Director of Photography:
Running time: 114 minutes
Original title: درباره الی
Transliterated title: Darbareye Elly
Because her name is right there in the title, we do all we can in the first act to understand who this mysterious young woman is who has been invited along to the beach by a few other families. She reveals little about her own life, except for being the teacher of the one family’s daughter, but whenever she is not looking, the others talk about her, and in particular they ask the one bachelor in the group, Ahmad, how he is getting along with her.
The woman who invited her, and who seems to be the closest to her, is Sepideh, who gives the impression of being in control of the group and makes decisions she expects everyone else to obey and agree with. But once disaster strikes and Elly goes missing, Sepideh admits she doesn’t even know Elly’s full name. And whatever other details about her life she has, she refuses to share with the group.
Sepideh is a very unlikeable character, at first because she assumes to know best for the increasingly awkward Elly, who wants to leave but is told not to by Sepideh, and then because she obviously knows much more than she is letting on but instead keeps critical information to herself in the name of “honouring” Elly, who has disappeared.
The comparison may seem appropriate, but this is far from being a Persian version of L’Avventura. Whereas Antonioni’s film was much more cynical about human relationships and their longevity even in the face of tragedy, director Asghar Farhadi’s (whose next film, A Separation, would bring him to worldwide attention) About Elly revels in the opposing forces in such a group of individuals who from the outside may seem to constitute a very orderly unit.
Sepideh plays a central role in this enduring tension, as even when she tells her side of the story, or Elly’s story, decisions are made to protect others by continuing the lies, or modifying the official story, which inevitably ends up too weak to be credible and makes these people, most of whom have the purest intentions, look like outright liars. One person who doesn’t lie is the straight-talking Peyman (played by Peiman Ma’adi, who starred as one of the two main characters in A Separation), and the dynamics between him and his wife, Shohreh, throughout the film are fascinating to watch.
Peyman’s son, Arash, nearly drowns when Elly is supposed to watch over him. Meanwhile, she is busy flying a kite on the very same beach. She seems happy but also completely disconnected from her responsibility to watch over the children. Granted, this momentary happiness only masks the pain she feels at having been told to stay put by Sepideh, and in an extended sequence of shots showing her smiling face in close-up as she runs with the kite across the beach, the background completely blurred, we realise her inner world has taken over completely.
The circumstances surrounding Arash’s near-drowning remain murky, as the adults only have the children as witnesses and they are still trying to find more details about Elly’s whereabouts. Shortly before her disappearance, she had said she wanted to leave and go back to Tehran, even if she had to accomplish that on foot. But would she have left her bag and her phone, and not even said goodbye to anyone there? That is the question that hangs above the proceedings for most of the film.
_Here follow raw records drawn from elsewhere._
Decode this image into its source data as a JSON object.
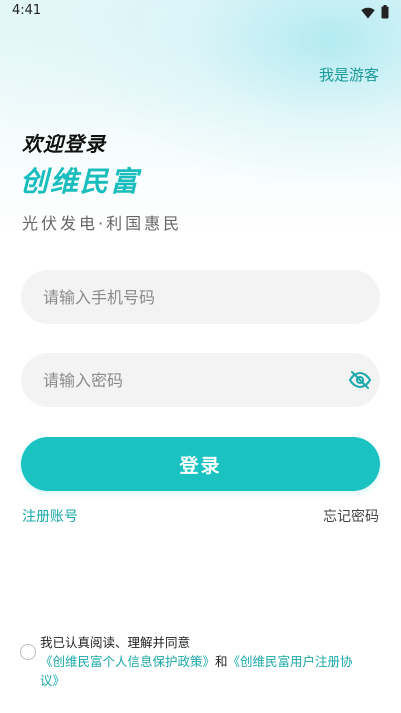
{
  "status_bar": {
    "time": "4:41",
    "icons": [
      "wifi-icon",
      "battery-icon"
    ]
  },
  "header": {
    "guest_link": "我是游客"
  },
  "hero": {
    "welcome": "欢迎登录",
    "brand": "创维民富",
    "slogan": "光伏发电·利国惠民"
  },
  "form": {
    "phone_placeholder": "请输入手机号码",
    "phone_value": "",
    "password_placeholder": "请输入密码",
    "password_value": "",
    "password_toggle_icon": "eye-off-icon",
    "login_label": "登录",
    "register_label": "注册账号",
    "forgot_label": "忘记密码"
  },
  "agreement": {
    "prefix": "我已认真阅读、理解并同意",
    "privacy_link": "《创维民富个人信息保护政策》",
    "conjunction": "和",
    "user_link": "《创维民富用户注册协议》",
    "checked": false
  },
  "colors": {
    "accent": "#1bc2c2",
    "link": "#1aa8a8",
    "field_bg": "#f3f3f3"
  }
}
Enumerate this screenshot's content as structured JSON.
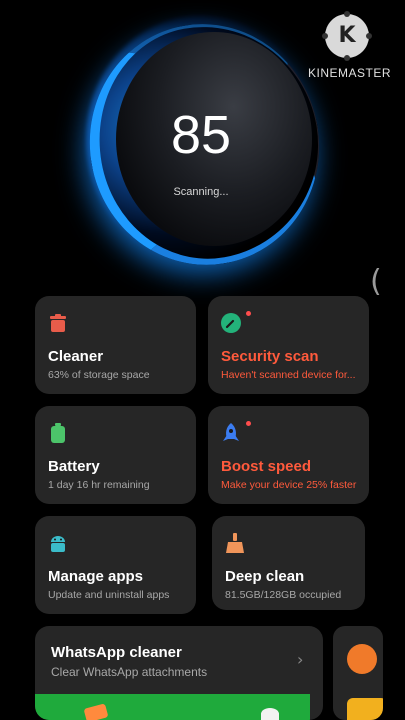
{
  "scan": {
    "score": "85",
    "status": "Scanning..."
  },
  "watermark": {
    "text": "KINEMASTER",
    "logo_letter": "K"
  },
  "edge_glyph": "(",
  "cards": [
    {
      "id": "cleaner",
      "title": "Cleaner",
      "subtitle": "63% of storage space",
      "icon": "trash-icon",
      "color": "#e85c4a"
    },
    {
      "id": "security",
      "title": "Security scan",
      "subtitle": "Haven't scanned device for...",
      "icon": "shield-clock-icon",
      "color": "#23b27a"
    },
    {
      "id": "battery",
      "title": "Battery",
      "subtitle": "1 day 16 hr  remaining",
      "icon": "battery-icon",
      "color": "#4cc46a"
    },
    {
      "id": "boost",
      "title": "Boost speed",
      "subtitle": "Make your device 25% faster",
      "icon": "rocket-icon",
      "color": "#3b7cf0"
    },
    {
      "id": "manage",
      "title": "Manage apps",
      "subtitle": "Update and uninstall apps",
      "icon": "android-icon",
      "color": "#3bbcc9"
    },
    {
      "id": "deep",
      "title": "Deep clean",
      "subtitle": "81.5GB/128GB occupied",
      "icon": "broom-icon",
      "color": "#f0955a"
    }
  ],
  "whatsapp": {
    "title": "WhatsApp cleaner",
    "subtitle": "Clear WhatsApp attachments"
  },
  "colors": {
    "background": "#000000",
    "card": "#262626",
    "alert": "#ff5a3c",
    "accent_blue": "#1e9bff"
  }
}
We are not only interested in whether Elly has died or not, but what her disappearance reveals about the relationships between the characters as a result of this tragic event, and while Sepideh certainly bears most of the blame for instigating a sequence of events that turns toxic, the temporary solutions found by family and friends to try and protect her or themselves are always insufficient, insofar as they are always only half-truths or lies.
The image of a car stuck in the wet sand on the beach ends the film, and it is a fitting visual metaphor for the sticky territory in which the characters have unwittingly become entangled because of a few simple missteps, despite Peyman’s best efforts to get to the truth and tell the truth to those who deserve to know it.
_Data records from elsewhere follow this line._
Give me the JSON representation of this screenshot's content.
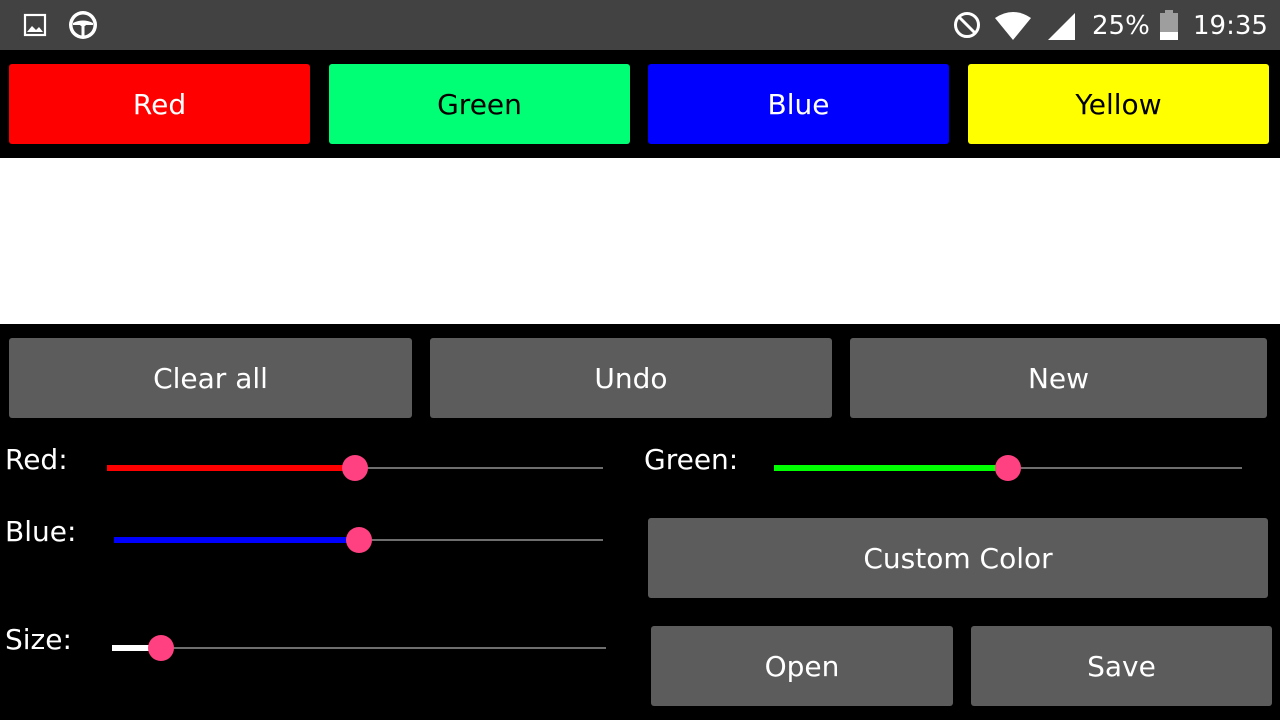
{
  "status_bar": {
    "battery_percent": "25%",
    "time": "19:35",
    "icons": [
      "image-icon",
      "steering-wheel-icon",
      "do-not-disturb-icon",
      "wifi-icon",
      "signal-icon",
      "battery-icon"
    ]
  },
  "presets": [
    {
      "label": "Red",
      "bg": "#ff0000",
      "fg": "#ffffff"
    },
    {
      "label": "Green",
      "bg": "#00ff75",
      "fg": "#000000"
    },
    {
      "label": "Blue",
      "bg": "#0000ff",
      "fg": "#ffffff"
    },
    {
      "label": "Yellow",
      "bg": "#ffff00",
      "fg": "#000000"
    }
  ],
  "actions": {
    "clear_all": "Clear all",
    "undo": "Undo",
    "new": "New",
    "custom_color": "Custom Color",
    "open": "Open",
    "save": "Save"
  },
  "sliders": {
    "red": {
      "label": "Red:",
      "value": 0.5,
      "color": "#ff0000"
    },
    "green": {
      "label": "Green:",
      "value": 0.5,
      "color": "#00ff00"
    },
    "blue": {
      "label": "Blue:",
      "value": 0.5,
      "color": "#0000ff"
    },
    "size": {
      "label": "Size:",
      "value": 0.1,
      "color": "#ffffff"
    }
  },
  "theme": {
    "accent": "#ff4081",
    "button_bg": "#5c5c5d",
    "status_bar_bg": "#424242"
  }
}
One such person is someone very close to Elly, who is much more sympathetic than we are led to believe, and his appearance late in the film proves once more that it is better to know the truth than to hear stories told by others, however close they may appear to be to the tales they are telling.
About Elly is a very engaging ensemble piece that has a handful of characters who are frustrating to watch because we know they are behaving in a way that slows down the gathering of information, but in the end, however much we disagree with their methods, we can understand why they are acting in such a way. Farhadi gives us tiny glimpses of individual characters doing things on their own, isolated from other people, to suggest joy or secrecy or intense pain. He does this without spending excessive energy to highlight a fact easily surmised from the film itself: This is a simple story rendered complex by the actions of people who have their reasons, and the mix of reasons and individuals almost inevitably leads to tension of which the consequences are often impossible to predict.